Your assignment: Among the lines of the entries below, count those containing the word "time" and answer with the number only.
........
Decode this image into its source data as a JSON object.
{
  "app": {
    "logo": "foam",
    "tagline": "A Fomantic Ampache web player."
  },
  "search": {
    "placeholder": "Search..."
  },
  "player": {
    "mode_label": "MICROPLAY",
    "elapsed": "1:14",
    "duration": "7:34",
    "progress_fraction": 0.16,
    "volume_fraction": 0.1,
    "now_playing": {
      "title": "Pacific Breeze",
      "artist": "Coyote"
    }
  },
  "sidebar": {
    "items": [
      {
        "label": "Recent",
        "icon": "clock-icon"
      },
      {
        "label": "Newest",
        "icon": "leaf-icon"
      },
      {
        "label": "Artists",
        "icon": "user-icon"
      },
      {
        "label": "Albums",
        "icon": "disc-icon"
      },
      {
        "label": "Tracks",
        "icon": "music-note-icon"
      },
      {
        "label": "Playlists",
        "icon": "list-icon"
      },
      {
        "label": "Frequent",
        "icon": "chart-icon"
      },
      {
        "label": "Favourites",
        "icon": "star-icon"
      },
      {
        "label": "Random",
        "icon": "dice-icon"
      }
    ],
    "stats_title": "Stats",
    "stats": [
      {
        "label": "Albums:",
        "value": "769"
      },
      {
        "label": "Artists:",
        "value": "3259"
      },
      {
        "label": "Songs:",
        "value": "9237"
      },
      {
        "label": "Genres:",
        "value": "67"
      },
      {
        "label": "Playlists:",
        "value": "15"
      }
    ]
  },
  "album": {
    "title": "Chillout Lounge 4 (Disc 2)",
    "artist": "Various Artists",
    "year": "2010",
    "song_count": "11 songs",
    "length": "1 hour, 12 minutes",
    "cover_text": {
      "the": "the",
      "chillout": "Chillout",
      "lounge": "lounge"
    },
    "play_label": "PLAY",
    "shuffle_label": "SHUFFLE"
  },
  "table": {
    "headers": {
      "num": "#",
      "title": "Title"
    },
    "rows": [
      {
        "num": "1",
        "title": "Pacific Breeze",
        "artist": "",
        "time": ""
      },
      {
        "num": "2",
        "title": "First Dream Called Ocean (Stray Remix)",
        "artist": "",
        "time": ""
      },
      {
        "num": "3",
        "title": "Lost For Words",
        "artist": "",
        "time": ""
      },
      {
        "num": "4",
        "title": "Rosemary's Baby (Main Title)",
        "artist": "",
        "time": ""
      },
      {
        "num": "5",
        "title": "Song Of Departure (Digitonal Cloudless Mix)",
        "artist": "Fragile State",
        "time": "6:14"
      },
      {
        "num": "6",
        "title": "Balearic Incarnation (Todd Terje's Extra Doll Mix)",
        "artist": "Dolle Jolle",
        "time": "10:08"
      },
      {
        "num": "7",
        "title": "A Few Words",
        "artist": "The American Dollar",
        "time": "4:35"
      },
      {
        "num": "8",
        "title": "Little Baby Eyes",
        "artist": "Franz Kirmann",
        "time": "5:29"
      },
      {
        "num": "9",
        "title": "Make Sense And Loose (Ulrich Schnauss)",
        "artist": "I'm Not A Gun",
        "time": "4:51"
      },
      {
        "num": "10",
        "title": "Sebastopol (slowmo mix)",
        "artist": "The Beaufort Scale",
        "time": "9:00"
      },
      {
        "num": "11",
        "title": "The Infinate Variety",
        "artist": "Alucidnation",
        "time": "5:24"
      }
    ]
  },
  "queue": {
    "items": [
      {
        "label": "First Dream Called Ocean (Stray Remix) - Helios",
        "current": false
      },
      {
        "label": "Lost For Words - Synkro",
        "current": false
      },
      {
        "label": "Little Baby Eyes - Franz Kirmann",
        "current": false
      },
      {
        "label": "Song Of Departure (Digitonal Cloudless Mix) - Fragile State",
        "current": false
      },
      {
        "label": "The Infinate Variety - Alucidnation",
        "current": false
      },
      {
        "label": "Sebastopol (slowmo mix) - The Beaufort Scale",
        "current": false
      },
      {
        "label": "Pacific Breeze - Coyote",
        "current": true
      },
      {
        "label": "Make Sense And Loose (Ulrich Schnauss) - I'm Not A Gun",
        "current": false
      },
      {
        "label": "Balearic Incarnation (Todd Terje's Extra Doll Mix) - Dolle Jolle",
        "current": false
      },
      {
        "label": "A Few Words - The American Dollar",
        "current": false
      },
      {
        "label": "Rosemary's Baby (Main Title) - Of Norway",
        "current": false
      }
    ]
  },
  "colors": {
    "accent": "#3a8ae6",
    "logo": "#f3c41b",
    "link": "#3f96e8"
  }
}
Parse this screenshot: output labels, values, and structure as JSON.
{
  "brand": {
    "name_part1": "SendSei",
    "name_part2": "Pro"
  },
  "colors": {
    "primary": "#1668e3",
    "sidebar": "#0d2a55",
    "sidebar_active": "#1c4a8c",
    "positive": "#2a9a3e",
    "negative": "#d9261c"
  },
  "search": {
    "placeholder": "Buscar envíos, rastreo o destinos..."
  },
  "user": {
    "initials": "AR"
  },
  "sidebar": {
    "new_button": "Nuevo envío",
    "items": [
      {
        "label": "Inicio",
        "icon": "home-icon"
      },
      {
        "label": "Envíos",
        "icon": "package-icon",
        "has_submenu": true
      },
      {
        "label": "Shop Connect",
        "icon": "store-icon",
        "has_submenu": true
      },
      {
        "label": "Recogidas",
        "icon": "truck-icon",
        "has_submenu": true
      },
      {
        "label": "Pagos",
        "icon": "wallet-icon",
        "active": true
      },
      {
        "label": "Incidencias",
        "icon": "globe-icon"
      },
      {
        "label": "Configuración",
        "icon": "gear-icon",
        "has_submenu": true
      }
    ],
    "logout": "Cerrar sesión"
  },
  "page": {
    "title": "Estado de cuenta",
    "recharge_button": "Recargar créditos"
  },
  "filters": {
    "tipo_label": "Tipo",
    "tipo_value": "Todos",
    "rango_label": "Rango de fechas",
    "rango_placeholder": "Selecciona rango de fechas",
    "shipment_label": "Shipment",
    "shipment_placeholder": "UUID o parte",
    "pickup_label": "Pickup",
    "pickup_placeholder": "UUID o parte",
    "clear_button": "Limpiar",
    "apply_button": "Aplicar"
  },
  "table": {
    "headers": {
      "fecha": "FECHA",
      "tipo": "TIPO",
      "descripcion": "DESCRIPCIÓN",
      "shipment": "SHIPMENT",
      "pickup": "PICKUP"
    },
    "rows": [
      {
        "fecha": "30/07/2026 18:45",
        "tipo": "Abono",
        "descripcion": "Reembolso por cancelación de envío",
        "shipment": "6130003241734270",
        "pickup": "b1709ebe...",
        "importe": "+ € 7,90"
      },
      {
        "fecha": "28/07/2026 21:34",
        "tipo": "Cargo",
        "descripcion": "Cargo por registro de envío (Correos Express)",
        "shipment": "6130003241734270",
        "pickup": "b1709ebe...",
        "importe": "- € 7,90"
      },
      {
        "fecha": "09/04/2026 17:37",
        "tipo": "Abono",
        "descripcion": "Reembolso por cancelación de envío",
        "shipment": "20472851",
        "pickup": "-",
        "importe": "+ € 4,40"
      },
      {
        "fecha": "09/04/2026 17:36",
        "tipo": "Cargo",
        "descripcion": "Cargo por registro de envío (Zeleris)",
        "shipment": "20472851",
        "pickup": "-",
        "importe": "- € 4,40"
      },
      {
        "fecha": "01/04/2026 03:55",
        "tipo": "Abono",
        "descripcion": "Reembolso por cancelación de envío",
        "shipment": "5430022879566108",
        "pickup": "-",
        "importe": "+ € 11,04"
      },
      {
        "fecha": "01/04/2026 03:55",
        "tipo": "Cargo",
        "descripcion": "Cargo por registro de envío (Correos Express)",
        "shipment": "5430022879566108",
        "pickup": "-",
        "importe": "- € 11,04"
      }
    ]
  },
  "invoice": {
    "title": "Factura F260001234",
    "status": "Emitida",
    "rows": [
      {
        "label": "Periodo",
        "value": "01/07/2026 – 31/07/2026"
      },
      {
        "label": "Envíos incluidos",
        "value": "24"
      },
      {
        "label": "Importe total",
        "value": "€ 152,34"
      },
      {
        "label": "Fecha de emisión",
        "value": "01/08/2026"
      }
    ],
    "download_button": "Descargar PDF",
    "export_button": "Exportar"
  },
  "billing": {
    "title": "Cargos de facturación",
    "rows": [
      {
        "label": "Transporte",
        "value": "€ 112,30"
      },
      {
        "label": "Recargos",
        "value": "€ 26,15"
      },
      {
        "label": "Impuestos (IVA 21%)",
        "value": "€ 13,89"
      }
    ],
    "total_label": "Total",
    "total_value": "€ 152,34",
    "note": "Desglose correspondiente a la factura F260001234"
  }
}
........
Final answer: 11